§ **Records from a data collection**:

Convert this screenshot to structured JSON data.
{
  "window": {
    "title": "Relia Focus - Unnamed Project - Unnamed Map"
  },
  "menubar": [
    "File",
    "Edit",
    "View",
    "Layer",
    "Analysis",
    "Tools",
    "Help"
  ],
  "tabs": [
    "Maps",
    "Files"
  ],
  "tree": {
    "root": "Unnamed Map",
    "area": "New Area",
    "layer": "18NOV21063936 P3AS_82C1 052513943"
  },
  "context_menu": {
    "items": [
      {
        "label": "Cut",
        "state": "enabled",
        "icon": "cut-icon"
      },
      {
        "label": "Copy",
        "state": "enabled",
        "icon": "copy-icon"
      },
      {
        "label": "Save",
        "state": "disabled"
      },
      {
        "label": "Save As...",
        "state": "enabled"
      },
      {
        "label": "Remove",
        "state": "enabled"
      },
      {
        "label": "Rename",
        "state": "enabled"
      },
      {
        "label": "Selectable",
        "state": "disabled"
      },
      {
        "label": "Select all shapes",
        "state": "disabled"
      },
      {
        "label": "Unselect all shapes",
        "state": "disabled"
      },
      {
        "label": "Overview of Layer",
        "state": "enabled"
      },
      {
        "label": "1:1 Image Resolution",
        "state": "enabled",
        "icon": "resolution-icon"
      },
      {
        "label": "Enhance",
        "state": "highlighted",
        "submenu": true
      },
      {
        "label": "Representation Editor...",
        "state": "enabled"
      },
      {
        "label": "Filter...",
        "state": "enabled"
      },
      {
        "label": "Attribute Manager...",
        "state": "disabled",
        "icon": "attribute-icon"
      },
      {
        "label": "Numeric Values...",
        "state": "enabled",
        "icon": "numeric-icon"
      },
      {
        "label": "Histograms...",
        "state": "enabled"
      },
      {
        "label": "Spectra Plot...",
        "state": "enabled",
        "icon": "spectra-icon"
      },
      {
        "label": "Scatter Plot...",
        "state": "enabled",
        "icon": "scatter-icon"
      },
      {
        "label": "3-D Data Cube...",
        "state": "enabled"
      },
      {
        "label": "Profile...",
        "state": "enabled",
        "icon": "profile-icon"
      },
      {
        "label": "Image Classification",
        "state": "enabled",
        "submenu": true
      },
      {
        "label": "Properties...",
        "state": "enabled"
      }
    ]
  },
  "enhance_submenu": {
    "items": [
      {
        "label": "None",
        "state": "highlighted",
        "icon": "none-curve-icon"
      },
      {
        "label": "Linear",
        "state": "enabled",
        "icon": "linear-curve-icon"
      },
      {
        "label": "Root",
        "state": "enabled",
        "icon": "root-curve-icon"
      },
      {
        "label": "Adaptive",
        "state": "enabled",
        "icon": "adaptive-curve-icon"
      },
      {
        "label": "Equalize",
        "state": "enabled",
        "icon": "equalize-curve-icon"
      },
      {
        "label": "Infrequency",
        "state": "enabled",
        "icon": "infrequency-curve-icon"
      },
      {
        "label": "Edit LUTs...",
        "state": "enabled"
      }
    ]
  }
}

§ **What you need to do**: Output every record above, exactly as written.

§ **Response to the task**:
Convert this screenshot to structured JSON data.
{
  "window": {
    "title": "Relia Focus - Unnamed Project - Unnamed Map"
  },
  "menubar": [
    "File",
    "Edit",
    "View",
    "Layer",
    "Analysis",
    "Tools",
    "Help"
  ],
  "tabs": [
    "Maps",
    "Files"
  ],
  "tree": {
    "root": "Unnamed Map",
    "area": "New Area",
    "layer": "18NOV21063936 P3AS_82C1 052513943"
  },
  "context_menu": {
    "items": [
      {
        "label": "Cut",
        "state": "enabled",
        "icon": "cut-icon"
      },
      {
        "label": "Copy",
        "state": "enabled",
        "icon": "copy-icon"
      },
      {
        "label": "Save",
        "state": "disabled"
      },
      {
        "label": "Save As...",
        "state": "enabled"
      },
      {
        "label": "Remove",
        "state": "enabled"
      },
      {
        "label": "Rename",
        "state": "enabled"
      },
      {
        "label": "Selectable",
        "state": "disabled"
      },
      {
        "label": "Select all shapes",
        "state": "disabled"
      },
      {
        "label": "Unselect all shapes",
        "state": "disabled"
      },
      {
        "label": "Overview of Layer",
        "state": "enabled"
      },
      {
        "label": "1:1 Image Resolution",
        "state": "enabled",
        "icon": "resolution-icon"
      },
      {
        "label": "Enhance",
        "state": "highlighted",
        "submenu": true
      },
      {
        "label": "Representation Editor...",
        "state": "enabled"
      },
      {
        "label": "Filter...",
        "state": "enabled"
      },
      {
        "label": "Attribute Manager...",
        "state": "disabled",
        "icon": "attribute-icon"
      },
      {
        "label": "Numeric Values...",
        "state": "enabled",
        "icon": "numeric-icon"
      },
      {
        "label": "Histograms...",
        "state": "enabled"
      },
      {
        "label": "Spectra Plot...",
        "state": "enabled",
        "icon": "spectra-icon"
      },
      {
        "label": "Scatter Plot...",
        "state": "enabled",
        "icon": "scatter-icon"
      },
      {
        "label": "3-D Data Cube...",
        "state": "enabled"
      },
      {
        "label": "Profile...",
        "state": "enabled",
        "icon": "profile-icon"
      },
      {
        "label": "Image Classification",
        "state": "enabled",
        "submenu": true
      },
      {
        "label": "Properties...",
        "state": "enabled"
      }
    ]
  },
  "enhance_submenu": {
    "items": [
      {
        "label": "None",
        "state": "highlighted",
        "icon": "none-curve-icon"
      },
      {
        "label": "Linear",
        "state": "enabled",
        "icon": "linear-curve-icon"
      },
      {
        "label": "Root",
        "state": "enabled",
        "icon": "root-curve-icon"
      },
      {
        "label": "Adaptive",
        "state": "enabled",
        "icon": "adaptive-curve-icon"
      },
      {
        "label": "Equalize",
        "state": "enabled",
        "icon": "equalize-curve-icon"
      },
      {
        "label": "Infrequency",
        "state": "enabled",
        "icon": "infrequency-curve-icon"
      },
      {
        "label": "Edit LUTs...",
        "state": "enabled"
      }
    ]
  }
}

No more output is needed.